They were to land once Nan was secured and would immediately move inland in order to link up with Sword beach.
Both groups would be supported by the Fort Garry Horse tanks and Armoured Vehicle Royal Engineers.
The Royal Canadian Navy was to assist the landing operation from offshore.
Once Juno Beach captured, the Canadian 3rd Infantry Division were to help the Royal Marine establish contact with the British troops landed on Sword and Gold.
They then were to move together inland in order to seize the road Bayeux-Caen, Carpiquet airfield then Caen.
Landing on Juno Beach
The stormy sea and the discovery of unexpected offshore shoals meant that the rising tide would not be high enough.
This would impair the manoeuvrings of the landing crafts through the beach obstacles.
The assault was therefore delayed by 10 to 30mn (between the first assault wave and the last).
Tragically, the effect of a surprise landing was lost, and gave the Germans time to prepare for the assault.
Few landing crafts struck mines during their approach while carrying the troops.

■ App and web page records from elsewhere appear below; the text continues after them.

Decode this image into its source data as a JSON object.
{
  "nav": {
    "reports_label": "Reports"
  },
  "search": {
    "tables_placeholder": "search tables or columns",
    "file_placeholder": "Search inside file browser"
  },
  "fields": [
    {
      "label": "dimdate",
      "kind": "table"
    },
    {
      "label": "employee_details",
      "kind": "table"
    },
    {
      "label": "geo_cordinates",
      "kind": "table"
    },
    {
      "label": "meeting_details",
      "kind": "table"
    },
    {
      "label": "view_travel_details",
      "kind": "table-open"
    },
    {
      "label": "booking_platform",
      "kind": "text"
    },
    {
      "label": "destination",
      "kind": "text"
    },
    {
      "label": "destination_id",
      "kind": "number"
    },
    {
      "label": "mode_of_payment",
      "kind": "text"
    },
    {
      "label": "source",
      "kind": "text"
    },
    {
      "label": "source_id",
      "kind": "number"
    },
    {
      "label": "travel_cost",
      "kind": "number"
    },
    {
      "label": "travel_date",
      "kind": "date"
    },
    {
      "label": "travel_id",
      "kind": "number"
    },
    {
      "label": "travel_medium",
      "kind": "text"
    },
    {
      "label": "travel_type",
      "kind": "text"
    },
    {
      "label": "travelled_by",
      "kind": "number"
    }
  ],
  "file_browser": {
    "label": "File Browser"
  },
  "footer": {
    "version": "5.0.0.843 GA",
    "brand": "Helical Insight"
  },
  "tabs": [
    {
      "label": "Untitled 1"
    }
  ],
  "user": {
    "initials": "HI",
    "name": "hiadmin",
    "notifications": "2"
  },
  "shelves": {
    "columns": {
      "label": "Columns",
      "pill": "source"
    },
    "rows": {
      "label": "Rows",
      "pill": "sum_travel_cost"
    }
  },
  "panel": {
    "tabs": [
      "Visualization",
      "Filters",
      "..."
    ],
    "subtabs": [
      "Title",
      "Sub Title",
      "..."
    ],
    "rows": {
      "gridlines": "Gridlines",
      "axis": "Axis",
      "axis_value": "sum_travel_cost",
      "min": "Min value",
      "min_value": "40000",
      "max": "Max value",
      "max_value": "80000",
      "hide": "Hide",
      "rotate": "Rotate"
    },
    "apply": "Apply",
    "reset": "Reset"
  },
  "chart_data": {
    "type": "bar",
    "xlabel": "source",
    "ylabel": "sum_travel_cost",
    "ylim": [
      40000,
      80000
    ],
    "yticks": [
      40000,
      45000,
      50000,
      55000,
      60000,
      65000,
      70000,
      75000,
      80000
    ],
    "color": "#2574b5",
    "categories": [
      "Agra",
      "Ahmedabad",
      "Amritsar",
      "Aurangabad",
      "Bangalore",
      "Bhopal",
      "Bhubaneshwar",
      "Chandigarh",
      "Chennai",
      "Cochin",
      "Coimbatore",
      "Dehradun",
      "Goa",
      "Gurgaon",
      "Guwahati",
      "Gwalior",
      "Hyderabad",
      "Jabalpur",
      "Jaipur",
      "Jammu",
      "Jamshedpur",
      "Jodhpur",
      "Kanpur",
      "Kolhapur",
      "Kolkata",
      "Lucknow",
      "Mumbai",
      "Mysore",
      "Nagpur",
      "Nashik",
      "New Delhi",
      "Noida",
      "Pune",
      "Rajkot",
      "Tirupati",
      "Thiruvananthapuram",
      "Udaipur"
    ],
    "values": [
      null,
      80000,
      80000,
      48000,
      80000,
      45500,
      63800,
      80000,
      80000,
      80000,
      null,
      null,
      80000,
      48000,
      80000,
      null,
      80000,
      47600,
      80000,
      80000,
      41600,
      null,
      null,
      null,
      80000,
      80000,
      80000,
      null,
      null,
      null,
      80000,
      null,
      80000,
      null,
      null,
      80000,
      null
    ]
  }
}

However, many tragically did, as they withdrew and were either destroyed or severely damaged.
The weather conditions and shoals also hindered the progress of the 6th Canadian Armoured 1st Hussards, which were launched 1400m off the shore.
They indeed landed at 7.55am and were therefore unable to support the assault troops in the first ten minutes of their landing.
The delay meant that the first wave of assault had to engage in direct assault under fierce German fire until the armoured squadrons could land and assist them.
This sadly resulted in exceptionally high number of casualties in first the minutes of the assault.
The arrival of the armour, nevertheless, transformed the dynamics of the assault and the Canadian troops eventually captured the beach.
Juno Beach – Bernières
Bernières was one of the strongest points of the German defence.
This landing sector was assigned to the Queen’s Own Rifles Regiment.
The Queen’s Own Rifles landed 180m farther east of their intending landing zone and tragically just in front of the Cassine Battery where they found themselves under direct fire.
They had no choice, but to engage in an unprotected assault, as weather conditions had hindered the launch of the amphibious tanks.
These had landed too far and couldn’t provide them with immediate support.
This sadly resulted once more in a huge number of casualties.
At 8.30am the French Canadians of the reserve Régiment de la Chaudière and the reserve companies of the North Shore and Queen’s Own Rifles landed.
They re-enforced the exhausted and decimated assault troops.
A Royal Navy ship managed to come as close as possible to the shore.
It assisted in neutralising the bunkers, and therefore allowed the Canadians to move into Bernières and attack the enemy positions.
The fight ended in a fierce hand to hand fight and Bernières was eventually captured.
The first pigeons took off from the village in order to deliver messages in Fleet Street, the newspapers district in London!
Juno beach – The Outcome
By noon, most of the Canadian troops had landed on Juno Beach.
Some units had even progressed several kilometres inland among the dunes in order to capture the bridges over the Seulles River.
By 6pm, they had captured Saint-Aubin-sur-Mer and linked up with the British troops who had landed on Gold.
A squadron of 1st Hussards tanks had taken control of the Bayeux-Caen road.
It was actually the only unit that had fully reached its D-Day target!
By the evening of June 7, the Canadians linked up with the British who had landed on Sword.
The Canadian 3rd Infantry Division’s landing had been successful.
However, the price paid was huge, as 1,220 out of the 21,400 men who landed on Juno Beach on D-Day had been killed.
The Queen’s Own Rifles indeed suffered the worst casualties among the Canadian forces.
Gold Beach: Arromanches – Ver-sur-mer
Sword Beach: Ouistreham-Riva Bella
Rediscover all the landing beaches during the 75th Anniversary Commemorations
Department of Calvados
Coordinates: Juno Beach Bernières: Lat 49.335313 – Long -0.422743